→ Task goal: Reproduce each entry below exactly, without omitting any.

Component data from apps and pages
--
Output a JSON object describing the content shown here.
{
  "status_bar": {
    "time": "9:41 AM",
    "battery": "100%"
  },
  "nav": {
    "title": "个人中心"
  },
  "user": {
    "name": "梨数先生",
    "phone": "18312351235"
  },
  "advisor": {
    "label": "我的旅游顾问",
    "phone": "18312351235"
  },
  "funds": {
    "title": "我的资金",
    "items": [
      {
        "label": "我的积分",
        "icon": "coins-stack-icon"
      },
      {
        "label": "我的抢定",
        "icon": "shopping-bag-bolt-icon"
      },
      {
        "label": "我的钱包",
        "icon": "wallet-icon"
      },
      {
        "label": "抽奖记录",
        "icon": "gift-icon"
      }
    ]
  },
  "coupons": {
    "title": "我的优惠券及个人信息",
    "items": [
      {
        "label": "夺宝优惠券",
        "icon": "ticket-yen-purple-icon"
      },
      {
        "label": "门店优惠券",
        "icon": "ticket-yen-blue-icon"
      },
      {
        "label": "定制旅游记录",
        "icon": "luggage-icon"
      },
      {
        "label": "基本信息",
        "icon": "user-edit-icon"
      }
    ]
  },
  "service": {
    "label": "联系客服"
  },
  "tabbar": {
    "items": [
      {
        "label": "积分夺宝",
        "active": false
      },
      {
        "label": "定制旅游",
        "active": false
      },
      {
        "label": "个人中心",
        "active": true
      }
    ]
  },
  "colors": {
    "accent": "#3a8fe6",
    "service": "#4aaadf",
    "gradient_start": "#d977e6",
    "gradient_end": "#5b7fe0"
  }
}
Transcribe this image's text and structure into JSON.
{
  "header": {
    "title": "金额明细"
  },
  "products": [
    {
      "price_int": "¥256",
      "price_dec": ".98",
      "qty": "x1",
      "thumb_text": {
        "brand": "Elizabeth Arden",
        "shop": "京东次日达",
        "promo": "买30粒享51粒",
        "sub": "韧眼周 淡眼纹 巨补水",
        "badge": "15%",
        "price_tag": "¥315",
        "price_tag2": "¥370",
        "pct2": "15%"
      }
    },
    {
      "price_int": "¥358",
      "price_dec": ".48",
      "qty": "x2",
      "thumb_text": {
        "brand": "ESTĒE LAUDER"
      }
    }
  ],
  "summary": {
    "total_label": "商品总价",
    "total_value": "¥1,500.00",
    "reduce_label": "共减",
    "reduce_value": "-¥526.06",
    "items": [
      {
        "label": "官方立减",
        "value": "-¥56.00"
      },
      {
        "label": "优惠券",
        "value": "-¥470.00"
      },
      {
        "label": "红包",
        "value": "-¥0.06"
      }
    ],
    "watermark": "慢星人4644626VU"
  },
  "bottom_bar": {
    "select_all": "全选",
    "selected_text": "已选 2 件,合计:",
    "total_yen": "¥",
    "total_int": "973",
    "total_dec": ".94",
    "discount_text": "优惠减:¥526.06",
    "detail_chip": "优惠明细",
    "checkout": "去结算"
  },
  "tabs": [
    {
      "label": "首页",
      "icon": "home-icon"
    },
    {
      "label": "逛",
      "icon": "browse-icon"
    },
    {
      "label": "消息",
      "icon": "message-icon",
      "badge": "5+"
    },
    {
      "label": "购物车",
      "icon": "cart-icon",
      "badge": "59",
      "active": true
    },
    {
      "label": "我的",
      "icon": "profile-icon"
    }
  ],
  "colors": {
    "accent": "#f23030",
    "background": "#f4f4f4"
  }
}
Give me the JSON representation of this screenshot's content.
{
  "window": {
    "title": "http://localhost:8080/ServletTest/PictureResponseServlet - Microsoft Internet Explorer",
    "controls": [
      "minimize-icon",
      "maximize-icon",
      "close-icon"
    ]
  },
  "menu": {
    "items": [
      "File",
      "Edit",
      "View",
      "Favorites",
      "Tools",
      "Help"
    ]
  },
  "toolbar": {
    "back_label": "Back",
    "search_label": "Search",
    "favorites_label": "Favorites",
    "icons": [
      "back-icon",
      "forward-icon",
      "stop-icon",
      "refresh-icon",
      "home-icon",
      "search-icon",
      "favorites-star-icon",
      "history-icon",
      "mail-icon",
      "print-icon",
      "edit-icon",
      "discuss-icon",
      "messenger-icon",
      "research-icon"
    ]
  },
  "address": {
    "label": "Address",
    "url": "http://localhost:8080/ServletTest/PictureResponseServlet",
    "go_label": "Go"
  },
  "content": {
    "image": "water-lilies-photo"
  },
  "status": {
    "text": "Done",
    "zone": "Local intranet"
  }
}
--
→ Response area:
Output a JSON object describing the content shown here.
{
  "status_bar": {
    "time": "9:41 AM",
    "battery": "100%"
  },
  "nav": {
    "title": "个人中心"
  },
  "user": {
    "name": "梨数先生",
    "phone": "18312351235"
  },
  "advisor": {
    "label": "我的旅游顾问",
    "phone": "18312351235"
  },
  "funds": {
    "title": "我的资金",
    "items": [
      {
        "label": "我的积分",
        "icon": "coins-stack-icon"
      },
      {
        "label": "我的抢定",
        "icon": "shopping-bag-bolt-icon"
      },
      {
        "label": "我的钱包",
        "icon": "wallet-icon"
      },
      {
        "label": "抽奖记录",
        "icon": "gift-icon"
      }
    ]
  },
  "coupons": {
    "title": "我的优惠券及个人信息",
    "items": [
      {
        "label": "夺宝优惠券",
        "icon": "ticket-yen-purple-icon"
      },
      {
        "label": "门店优惠券",
        "icon": "ticket-yen-blue-icon"
      },
      {
        "label": "定制旅游记录",
        "icon": "luggage-icon"
      },
      {
        "label": "基本信息",
        "icon": "user-edit-icon"
      }
    ]
  },
  "service": {
    "label": "联系客服"
  },
  "tabbar": {
    "items": [
      {
        "label": "积分夺宝",
        "active": false
      },
      {
        "label": "定制旅游",
        "active": false
      },
      {
        "label": "个人中心",
        "active": true
      }
    ]
  },
  "colors": {
    "accent": "#3a8fe6",
    "service": "#4aaadf",
    "gradient_start": "#d977e6",
    "gradient_end": "#5b7fe0"
  }
}
Transcribe this image's text and structure into JSON.
{
  "header": {
    "title": "金额明细"
  },
  "products": [
    {
      "price_int": "¥256",
      "price_dec": ".98",
      "qty": "x1",
      "thumb_text": {
        "brand": "Elizabeth Arden",
        "shop": "京东次日达",
        "promo": "买30粒享51粒",
        "sub": "韧眼周 淡眼纹 巨补水",
        "badge": "15%",
        "price_tag": "¥315",
        "price_tag2": "¥370",
        "pct2": "15%"
      }
    },
    {
      "price_int": "¥358",
      "price_dec": ".48",
      "qty": "x2",
      "thumb_text": {
        "brand": "ESTĒE LAUDER"
      }
    }
  ],
  "summary": {
    "total_label": "商品总价",
    "total_value": "¥1,500.00",
    "reduce_label": "共减",
    "reduce_value": "-¥526.06",
    "items": [
      {
        "label": "官方立减",
        "value": "-¥56.00"
      },
      {
        "label": "优惠券",
        "value": "-¥470.00"
      },
      {
        "label": "红包",
        "value": "-¥0.06"
      }
    ],
    "watermark": "慢星人4644626VU"
  },
  "bottom_bar": {
    "select_all": "全选",
    "selected_text": "已选 2 件,合计:",
    "total_yen": "¥",
    "total_int": "973",
    "total_dec": ".94",
    "discount_text": "优惠减:¥526.06",
    "detail_chip": "优惠明细",
    "checkout": "去结算"
  },
  "tabs": [
    {
      "label": "首页",
      "icon": "home-icon"
    },
    {
      "label": "逛",
      "icon": "browse-icon"
    },
    {
      "label": "消息",
      "icon": "message-icon",
      "badge": "5+"
    },
    {
      "label": "购物车",
      "icon": "cart-icon",
      "badge": "59",
      "active": true
    },
    {
      "label": "我的",
      "icon": "profile-icon"
    }
  ],
  "colors": {
    "accent": "#f23030",
    "background": "#f4f4f4"
  }
}
Give me the JSON representation of this screenshot's content.
{
  "window": {
    "title": "http://localhost:8080/ServletTest/PictureResponseServlet - Microsoft Internet Explorer",
    "controls": [
      "minimize-icon",
      "maximize-icon",
      "close-icon"
    ]
  },
  "menu": {
    "items": [
      "File",
      "Edit",
      "View",
      "Favorites",
      "Tools",
      "Help"
    ]
  },
  "toolbar": {
    "back_label": "Back",
    "search_label": "Search",
    "favorites_label": "Favorites",
    "icons": [
      "back-icon",
      "forward-icon",
      "stop-icon",
      "refresh-icon",
      "home-icon",
      "search-icon",
      "favorites-star-icon",
      "history-icon",
      "mail-icon",
      "print-icon",
      "edit-icon",
      "discuss-icon",
      "messenger-icon",
      "research-icon"
    ]
  },
  "address": {
    "label": "Address",
    "url": "http://localhost:8080/ServletTest/PictureResponseServlet",
    "go_label": "Go"
  },
  "content": {
    "image": "water-lilies-photo"
  },
  "status": {
    "text": "Done",
    "zone": "Local intranet"
  }
}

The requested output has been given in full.